Have you been looking for a pouch for your Kindle, but not able to find quite what you were looking for? This week I decided to tackle this problem and designed my own Kindle pouch pattern.
I love reading, and with the amount of books that I get through in a week, I don’t have room for hard copies of all of my books so switched to a Kindle e-reader. Last year for Christmas I was lucky enough to get a Kindle Voyage. It has an adaptive side light so I can read it at night without it affecting my sleep, and it goes everywhere with me. I read it to wake up in the morning, on the bus to and from work, and at night to help me drift off to sleep!
With my job I do a bit of travel, and I have been worrying about breaking the screen of my trusty Kindle.
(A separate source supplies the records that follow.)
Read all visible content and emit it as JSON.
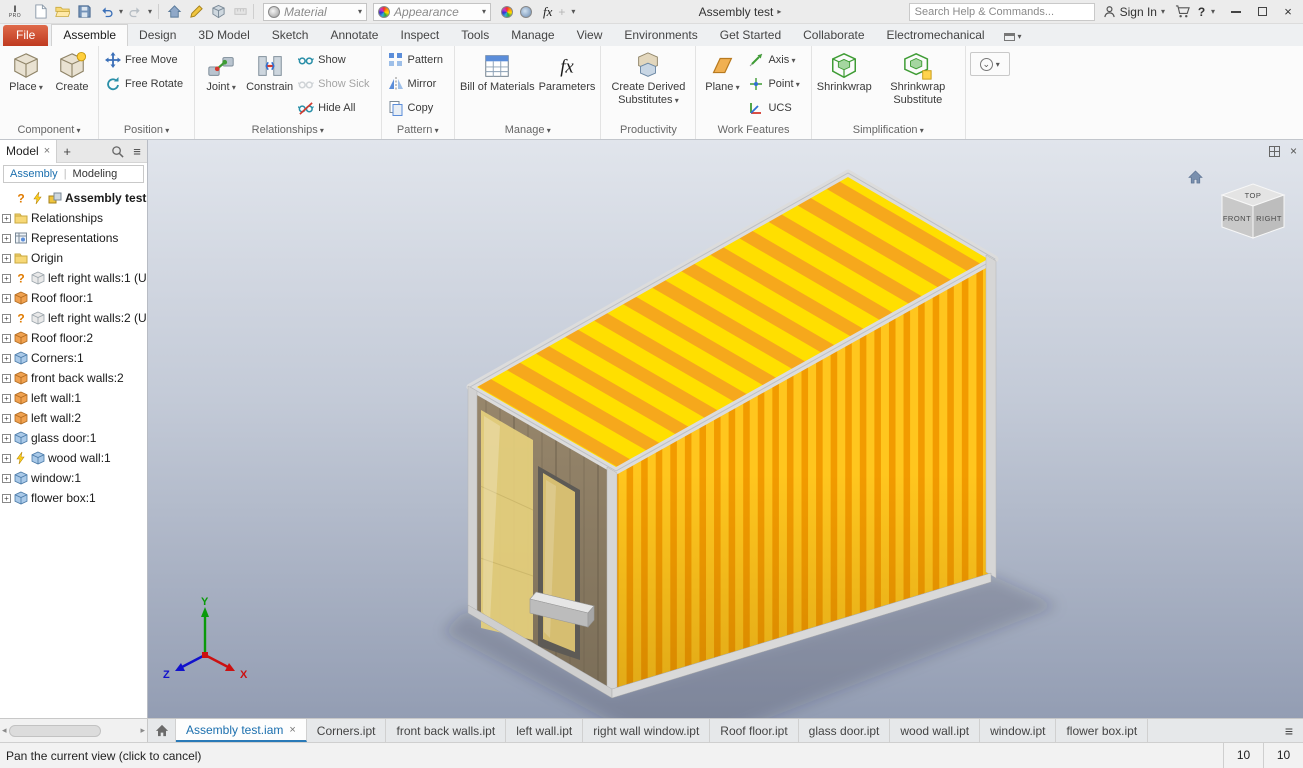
{
  "titlebar": {
    "doc_title": "Assembly test",
    "search_placeholder": "Search Help & Commands...",
    "sign_in": "Sign In",
    "material": "Material",
    "appearance": "Appearance"
  },
  "ribbon_tabs": [
    {
      "label": "File",
      "style": "file"
    },
    {
      "label": "Assemble",
      "active": true
    },
    {
      "label": "Design"
    },
    {
      "label": "3D Model"
    },
    {
      "label": "Sketch"
    },
    {
      "label": "Annotate"
    },
    {
      "label": "Inspect"
    },
    {
      "label": "Tools"
    },
    {
      "label": "Manage"
    },
    {
      "label": "View"
    },
    {
      "label": "Environments"
    },
    {
      "label": "Get Started"
    },
    {
      "label": "Collaborate"
    },
    {
      "label": "Electromechanical"
    }
  ],
  "ribbon_groups": [
    {
      "label": "Component",
      "arrow": true,
      "big": [
        {
          "label": "Place",
          "icon": "place",
          "dd": true
        },
        {
          "label": "Create",
          "icon": "create"
        }
      ],
      "small": []
    },
    {
      "label": "Position",
      "arrow": true,
      "big": [],
      "small": [
        {
          "label": "Free Move",
          "icon": "freemove"
        },
        {
          "label": "Free Rotate",
          "icon": "freerotate"
        }
      ]
    },
    {
      "label": "Relationships",
      "arrow": true,
      "big": [
        {
          "label": "Joint",
          "icon": "joint",
          "dd": true
        },
        {
          "label": "Constrain",
          "icon": "constrain"
        }
      ],
      "small": [
        {
          "label": "Show",
          "icon": "show"
        },
        {
          "label": "Show Sick",
          "icon": "showsick",
          "disabled": true
        },
        {
          "label": "Hide All",
          "icon": "hideall"
        }
      ]
    },
    {
      "label": "Pattern",
      "arrow": true,
      "big": [],
      "small": [
        {
          "label": "Pattern",
          "icon": "pattern"
        },
        {
          "label": "Mirror",
          "icon": "mirror"
        },
        {
          "label": "Copy",
          "icon": "copy"
        }
      ]
    },
    {
      "label": "Manage",
      "arrow": true,
      "big": [
        {
          "label": "Bill of Materials",
          "icon": "bom"
        },
        {
          "label": "Parameters",
          "icon": "fx"
        }
      ],
      "small": []
    },
    {
      "label": "Productivity",
      "arrow": false,
      "big": [
        {
          "label": "Create Derived Substitutes",
          "icon": "derived",
          "dd": true
        }
      ],
      "small": []
    },
    {
      "label": "Work Features",
      "arrow": false,
      "big": [
        {
          "label": "Plane",
          "icon": "plane",
          "dd": true
        }
      ],
      "small": [
        {
          "label": "Axis",
          "icon": "axis",
          "dd": true
        },
        {
          "label": "Point",
          "icon": "point",
          "dd": true
        },
        {
          "label": "UCS",
          "icon": "ucs"
        }
      ]
    },
    {
      "label": "Simplification",
      "arrow": true,
      "big": [
        {
          "label": "Shrinkwrap",
          "icon": "shrinkwrap"
        },
        {
          "label": "Shrinkwrap Substitute",
          "icon": "shrinkwrapsub"
        }
      ],
      "small": []
    }
  ],
  "browser": {
    "tab_label": "Model",
    "subtab_active": "Assembly",
    "subtab_other": "Modeling",
    "tree": [
      {
        "label": "Assembly test.ia",
        "bold": true,
        "icons": [
          "question",
          "bolt",
          "asm"
        ],
        "exp": false
      },
      {
        "label": "Relationships",
        "icons": [
          "folder"
        ],
        "exp": true
      },
      {
        "label": "Representations",
        "icons": [
          "reps"
        ],
        "exp": true
      },
      {
        "label": "Origin",
        "icons": [
          "folder"
        ],
        "exp": true
      },
      {
        "label": "left right walls:1 (U",
        "icons": [
          "question",
          "ghost"
        ],
        "exp": true
      },
      {
        "label": "Roof floor:1",
        "icons": [
          "orange"
        ],
        "exp": true
      },
      {
        "label": "left right walls:2 (U",
        "icons": [
          "question",
          "ghost"
        ],
        "exp": true
      },
      {
        "label": "Roof floor:2",
        "icons": [
          "orange"
        ],
        "exp": true
      },
      {
        "label": "Corners:1",
        "icons": [
          "blue"
        ],
        "exp": true
      },
      {
        "label": "front back walls:2",
        "icons": [
          "orange"
        ],
        "exp": true
      },
      {
        "label": "left wall:1",
        "icons": [
          "orange"
        ],
        "exp": true
      },
      {
        "label": "left wall:2",
        "icons": [
          "orange"
        ],
        "exp": true
      },
      {
        "label": "glass door:1",
        "icons": [
          "blue"
        ],
        "exp": true
      },
      {
        "label": "wood wall:1",
        "icons": [
          "bolt",
          "blue"
        ],
        "exp": true
      },
      {
        "label": "window:1",
        "icons": [
          "blue"
        ],
        "exp": true
      },
      {
        "label": "flower box:1",
        "icons": [
          "blue"
        ],
        "exp": true
      }
    ]
  },
  "viewport": {
    "viewcube": {
      "top": "TOP",
      "front": "FRONT",
      "right": "RIGHT"
    },
    "triad": {
      "x": "X",
      "y": "Y",
      "z": "Z"
    }
  },
  "doc_tabs": [
    {
      "label": "Assembly test.iam",
      "active": true
    },
    {
      "label": "Corners.ipt"
    },
    {
      "label": "front back walls.ipt"
    },
    {
      "label": "left wall.ipt"
    },
    {
      "label": "right wall window.ipt"
    },
    {
      "label": "Roof floor.ipt"
    },
    {
      "label": "glass door.ipt"
    },
    {
      "label": "wood wall.ipt"
    },
    {
      "label": "window.ipt"
    },
    {
      "label": "flower box.ipt"
    }
  ],
  "statusbar": {
    "message": "Pan the current view (click to cancel)",
    "count_a": "10",
    "count_b": "10"
  },
  "scene": {
    "colors": {
      "accent_blue": "#1b6fae",
      "wall_light": "#ffc61e",
      "wall_stripe": "#f29b00",
      "roof": "#ffdf00",
      "roof_stripe": "#f6a81c",
      "wood_top": "#98876c",
      "wood_bottom": "#7b6e58",
      "frame": "#d6d6d6",
      "glass": "#e6d07d",
      "door_frame": "#5d5a55"
    }
  }
}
While my old Kindle’s case does fit, the power button couldn’t be accessed and it slipped around a bit. I’d been keeping an eye out for new cases but the ones that I liked didn’t ship to Australia. I decided to design and make my own pouch to store my kindle while travelling.
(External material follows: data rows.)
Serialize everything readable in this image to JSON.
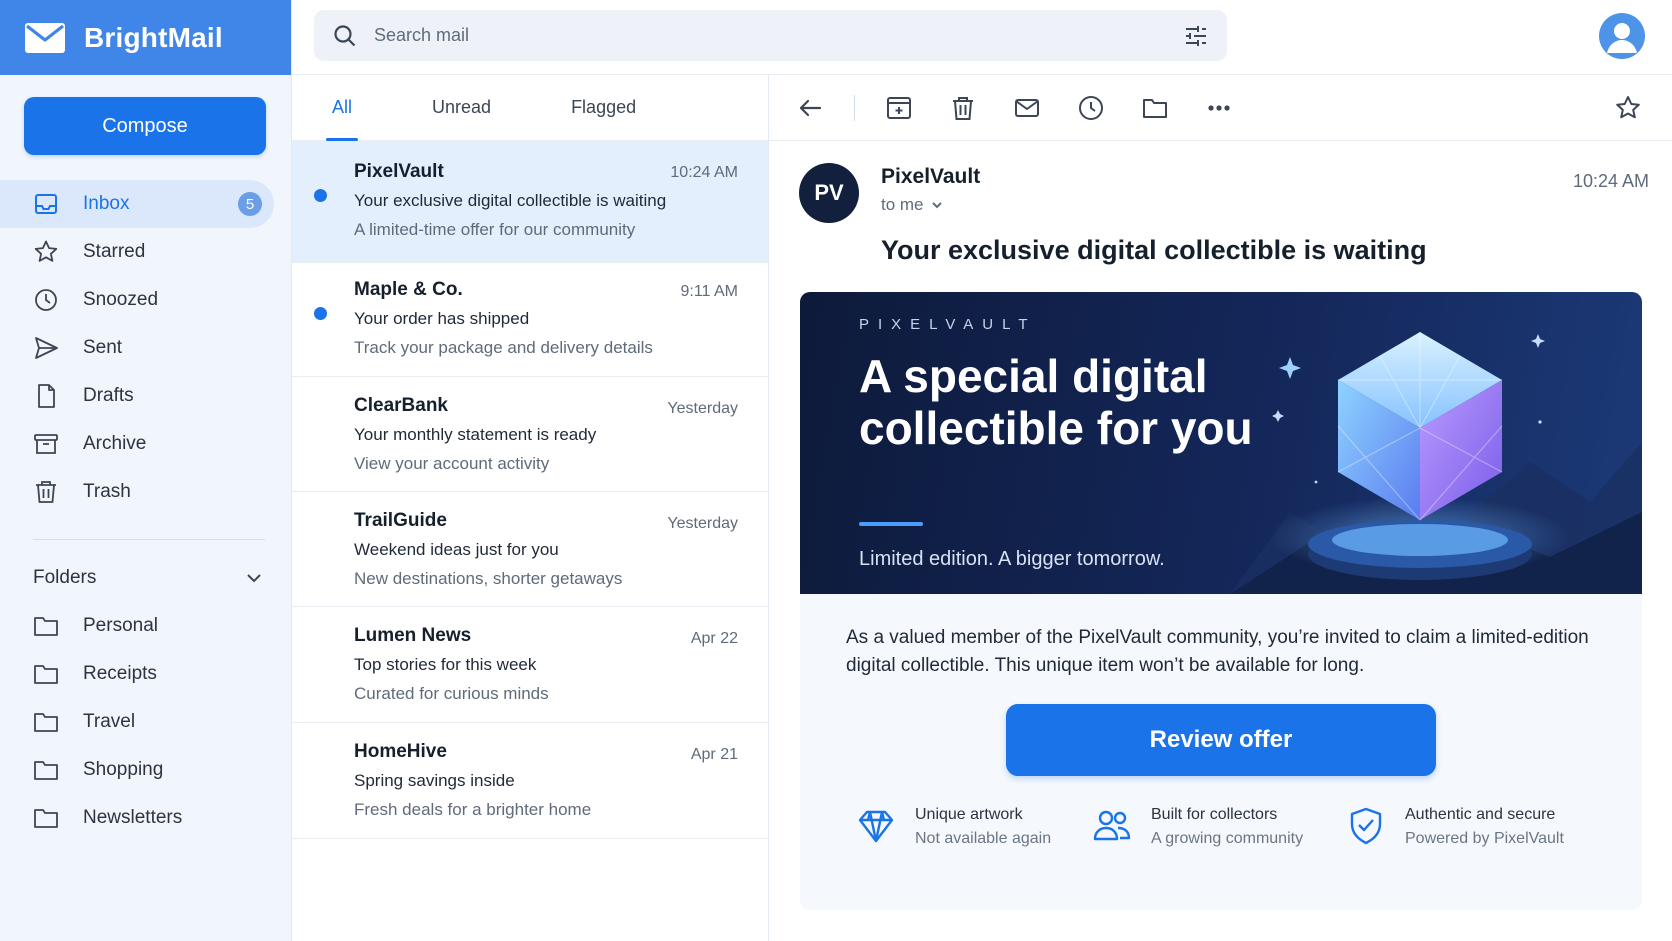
{
  "app": {
    "name": "BrightMail"
  },
  "sidebar": {
    "compose_label": "Compose",
    "items": [
      {
        "label": "Inbox",
        "icon": "inbox-icon",
        "badge": "5",
        "active": true
      },
      {
        "label": "Starred",
        "icon": "star-icon"
      },
      {
        "label": "Snoozed",
        "icon": "clock-icon"
      },
      {
        "label": "Sent",
        "icon": "send-icon"
      },
      {
        "label": "Drafts",
        "icon": "file-icon"
      },
      {
        "label": "Archive",
        "icon": "archive-icon"
      },
      {
        "label": "Trash",
        "icon": "trash-icon"
      }
    ],
    "folders_label": "Folders",
    "folders": [
      {
        "label": "Personal"
      },
      {
        "label": "Receipts"
      },
      {
        "label": "Travel"
      },
      {
        "label": "Shopping"
      },
      {
        "label": "Newsletters"
      }
    ]
  },
  "search": {
    "placeholder": "Search mail"
  },
  "list": {
    "tabs": [
      {
        "label": "All",
        "active": true
      },
      {
        "label": "Unread"
      },
      {
        "label": "Flagged"
      }
    ],
    "messages": [
      {
        "sender": "PixelVault",
        "time": "10:24 AM",
        "subject": "Your exclusive digital collectible is waiting",
        "snippet": "A limited-time offer for our community",
        "unread": true,
        "selected": true
      },
      {
        "sender": "Maple & Co.",
        "time": "9:11 AM",
        "subject": "Your order has shipped",
        "snippet": "Track your package and delivery details",
        "unread": true
      },
      {
        "sender": "ClearBank",
        "time": "Yesterday",
        "subject": "Your monthly statement is ready",
        "snippet": "View your account activity"
      },
      {
        "sender": "TrailGuide",
        "time": "Yesterday",
        "subject": "Weekend ideas just for you",
        "snippet": "New destinations, shorter getaways"
      },
      {
        "sender": "Lumen News",
        "time": "Apr 22",
        "subject": "Top stories for this week",
        "snippet": "Curated for curious minds"
      },
      {
        "sender": "HomeHive",
        "time": "Apr 21",
        "subject": "Spring savings inside",
        "snippet": "Fresh deals for a brighter home"
      }
    ]
  },
  "reader": {
    "avatar_initials": "PV",
    "from": "PixelVault",
    "to": "to me",
    "time": "10:24 AM",
    "subject": "Your exclusive digital collectible is waiting",
    "banner": {
      "eyebrow": "PIXELVAULT",
      "headline": "A special digital collectible for you",
      "tagline": "Limited edition. A bigger tomorrow."
    },
    "body": "As a valued member of the PixelVault community, you’re invited to claim a limited-edition digital collectible. This unique item won’t be available for long.",
    "cta_label": "Review offer",
    "features": [
      {
        "title": "Unique artwork",
        "subtitle": "Not available again",
        "icon": "diamond-icon"
      },
      {
        "title": "Built for collectors",
        "subtitle": "A growing community",
        "icon": "people-icon"
      },
      {
        "title": "Authentic and secure",
        "subtitle": "Powered by PixelVault",
        "icon": "shield-icon"
      }
    ]
  },
  "colors": {
    "accent": "#1a73e8",
    "brand_bar": "#3f86e8",
    "banner_bg": "#0d1a3a",
    "selected_row": "#e3effc"
  }
}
For this pouch I’ve used some of the lovely Tula Pink fabric that I picked up at the Sydney Craft Fair, and since I couldn’t make my mind up between two of the prints, I decided to make the pouch reversible. I have also included a layer of wadding to cushion the Kindle from small impacts.
These fabrics are called The Hypnotizer and The Wanderer from the Chipper line of Tula Pink fabrics in the Raspberry colour. Lovely to work with and these colours are perfect for me. I’ve included a list of materials and the instructions to make this pouch below. I have made this with smaller pieces incase you wanted to include different colour pieces for front and back, or if you’d like to quilt some of the pieces, though this would make it harder to turn inside out.
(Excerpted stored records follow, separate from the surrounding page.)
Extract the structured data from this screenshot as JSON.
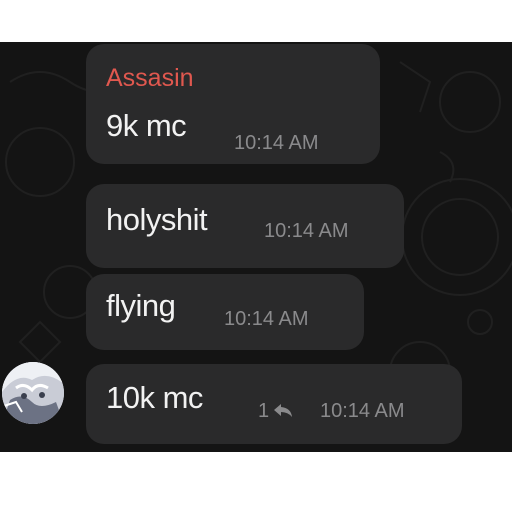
{
  "chat": {
    "sender": {
      "name": "Assasin",
      "color": "#e0584f"
    },
    "messages": [
      {
        "text": "9k mc",
        "time": "10:14 AM"
      },
      {
        "text": "holyshit",
        "time": "10:14 AM"
      },
      {
        "text": "flying",
        "time": "10:14 AM"
      },
      {
        "text": "10k mc",
        "time": "10:14 AM",
        "reply_count": "1",
        "reply_icon": "reply-arrow-icon"
      }
    ],
    "avatar": {
      "icon": "avatar-image"
    }
  },
  "colors": {
    "background": "#141414",
    "bubble": "#2a2a2b",
    "text": "#f2f2f2",
    "meta": "#8a8a8c"
  }
}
This pattern is designed to fit the Kindle Voyage size, but at the end of the pattern I will give instructions on how to customise it for your device.
- 1 fat quarter of extrernal fabric* (A)
- 1 fat quarter of internal fabric* (B)
- 1/4 yard of cotton wadding
- Cotton in a coordinating colour with fabric
* I only used about 1/4 of these fat quarter pieces, but if your fabric is directional you may need to place the pieces in different arrangements and use more of the fabric. You could purchase a quarter yard of fabric but this will only work of the pattern is non-directional or the pattern is oriented correctly.
Cut the following sized pieces:
- 7.5″ x 5.5″ main pouch pieces
- 2 in fabric A
- 2 in fabric B
- 2 in wadding
- 3″ x 5.5″ flap pieces
- 1 in fabric A
- 1 in fabric B
- 1 in wadding
- Take the main pouch pieces in Fabric A and wadding and layer them in the following order from bottom to top:
- Fabric A face up
- Fabric A face down
- With these four layers now aligned, sew with a scant 1/4″ seam along the two side (long) edges and bottom edge.
- Trim corners and any excess wadding then turn inside out, turning the corners as you go.
- Take the main pouch pieces in fabric B and layer them so that the right sides of the fabric are facing each other.
- Sew with a scant 1/4″ seam along the two side edges and bottom edge, leaving a 1.5″ break in the middle of the bottom edge to allow for later turning.
- Insert exterior (fabric A) pocket into interior (fabric B) pocket, so that right sides are facing each other.
- Sew around top edges to join the layers with a scant 1/4″ seam.
- Pull exterior (A) fabric out through gap in the bottom seam of the interior (B) fabric.
- Top sew along the gap to close the opening. then push lining back inside of exterior fabric (A).
- Take the flap pieces and layer them in the following order:
- Fabric A face up
- Fabric B face down
- Mark a point on the bottom edge (5.5″ side) 1″ from each side. Draw a line to the corresponding top corner to give angled sides. Cut along this line (See red lines in diagram below).
- Sew a scant 1/4″ seam along all edges, leaving a 1.5″ gap for turning along top edge.
- Turn so that right sides of the fabric are facing out and top sew along top edge to close gap
- Pin flap piece onto back of the finished piece so that it is attached to Fabric A and the long edge is parallel to the top edge of the pouch, and sits 1/2″ in from edge of fabric (see earlier pictures of finished pouch for guidance).
- Attach flap to pouch by sewing along long edge the flap piece (Where you top sewed to close the gap earlier on the flap piece).
- When your Kindle is inserted, simply tuck the flap piece inside the pouch and your Kindle is nicely protected from scratches and bumps.
Instructions for adapting pouch to your size requirements.
My Kindle measures 6.4″ x 4.5″ x 0.30″ . I rounded up the height to 6.5″ then added a half inch to the height and width to give me the main pouch piece sizes. Mine fits quite tightly, so if your kindle is thicker than mine, you may need to add extra allowance to the width and height for this. I decided on the height of 3″ for the flap piece and this seemed proportional to the rest of the pouch, but you can change this as you wish.
If you need anything clarified let me know! 🙂